30-minute curried chicken with pumpkin

Saturday, September 14, 2013

Food From the Dieter's Perspective, Part 2

Mostly I write about what I am eating, how to make it at home, or where to find it in my area. I also spend a lot of time considering the impact of food on our health and our overall sense of well-being. So every once in a while, some of these thoughts end up in the blog.

And today I am thinking about the ramifications of enjoying food. It started last night at a happy hour to send off one of my favorite coworkers to her next job, which should have been a really good time. Then someone took a group shot. And I saw myself. And I was shocked. I have become a pillow, and a very lumpy one at that. One of my friends was generous enough to claim that it was the sweater I was wearing, but this was clearly not the case. (But I love her for saying so anyway.) And it hung over me like a dark cloud of failure. How had this happened?

Many of us women have spent most of our lives dieting in some manner, or at least convincing ourselves that food is just fuel to keep us healthy and active but not to be enjoyed. I know I've spent a good portion of my life since puberty afraid of what would happen if I actually started enjoying food.

And this is not the same as eating for enjoyment. I'm talking about enjoying what you are eating, and what this can lead to. And I eat some highly enjoyable meals. And my worst fears have come true. When I regularly eat food that I enjoy and I consistently take pleasure in my meals, I am 15 pounds heavier and 2 sizes larger than when I chose the more Spartan "food is fuel" outlook.

But I also see things like anxiety, depression, and insomnia subside. My concentration improves, and so does my productivity. I am good with a normal 8 hours of sleep and do not feel the need to nap. The truth is, my slimmer, lighter self comes at a price - my overall sense of well-being. When I diet, I am cranky, and not just because of food deprivation. Mealtime is transformed from an enjoyable sensory and social experience to something to be dreaded, a minefield of bad choices and regrets. And this detracts from my quality of life.

When I was younger, I really did fear that my greatest assets were physical, and that once my beauty faded, so would my perceived value. So, the trade off of security for beauty seemed like a fair one.

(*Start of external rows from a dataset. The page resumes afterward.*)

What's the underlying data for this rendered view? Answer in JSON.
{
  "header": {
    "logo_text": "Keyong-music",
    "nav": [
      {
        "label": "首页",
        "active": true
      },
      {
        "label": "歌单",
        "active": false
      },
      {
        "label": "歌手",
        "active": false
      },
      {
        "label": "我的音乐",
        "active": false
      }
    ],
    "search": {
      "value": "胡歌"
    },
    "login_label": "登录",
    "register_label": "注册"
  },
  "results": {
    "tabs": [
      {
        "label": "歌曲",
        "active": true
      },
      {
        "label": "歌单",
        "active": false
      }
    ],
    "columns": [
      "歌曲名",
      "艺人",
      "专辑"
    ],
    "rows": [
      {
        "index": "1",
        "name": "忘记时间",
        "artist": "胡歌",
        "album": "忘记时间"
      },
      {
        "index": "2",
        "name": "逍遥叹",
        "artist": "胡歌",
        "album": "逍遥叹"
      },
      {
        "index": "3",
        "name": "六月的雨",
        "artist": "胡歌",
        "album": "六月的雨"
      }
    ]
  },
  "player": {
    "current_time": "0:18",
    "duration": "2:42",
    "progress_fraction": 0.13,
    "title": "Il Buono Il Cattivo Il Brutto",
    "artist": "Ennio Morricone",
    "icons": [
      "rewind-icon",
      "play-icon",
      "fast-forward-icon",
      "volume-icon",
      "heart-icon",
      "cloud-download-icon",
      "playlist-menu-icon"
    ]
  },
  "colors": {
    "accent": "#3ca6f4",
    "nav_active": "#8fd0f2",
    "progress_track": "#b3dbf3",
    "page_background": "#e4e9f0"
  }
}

As I have gotten older, though, my perception of myself has changed, as has what I want my life to look like, to feel like. While in my own residual self-image, I am still 125 pounds (and I am always deeply troubled by reminders that this is  not actually true), I also see the value in a consistent level of comfort, happiness, satisfaction, peace.

And maintaining this peace requires food, and food that I enjoy. I don't think I am alone in this realization. Which is why so many women my age appear to "let ourselves go". It's not just shifting hormones, changing metabolism, or  genetics. I am not lazy or no longer concerned with my appearance. I am just concerned with so many other things as well, and the struggle to maintain a certain weight often seems like so much vanity when compared to my effectiveness at work or how well I am sleeping and getting along with others or the state of my home life.

It's difficult for me to accept my current girth. I was always anxious that enjoyable meals would result in this. But, I do not have those telltale symptoms of pending obesity that I exhibited when I joined Weight Watchers - there's no blood sugar issues or shortness of breath or brain fog and mental fatigue. My joints don't ache or cry out in protest when I engage in physical activity. And most of the time I feel pretty good - as long as I am eating home-cooked meals.

And I think that is an important distinction. What we eat most definitely impacts not only our health, but how we feel, both physically and emotionally. While last night's photo was a shock, I will not take the drastic actions of my younger self. I will continue to enjoy my meals and my dining experiences, just maybe in smaller portions. And I will accept that my long-term sense of well-being does not depend on me being a size 6.

And, in closing, here is the shocking photo from last night. I am on the left, raising my glass in celebration, healthy and happy and completely at ease.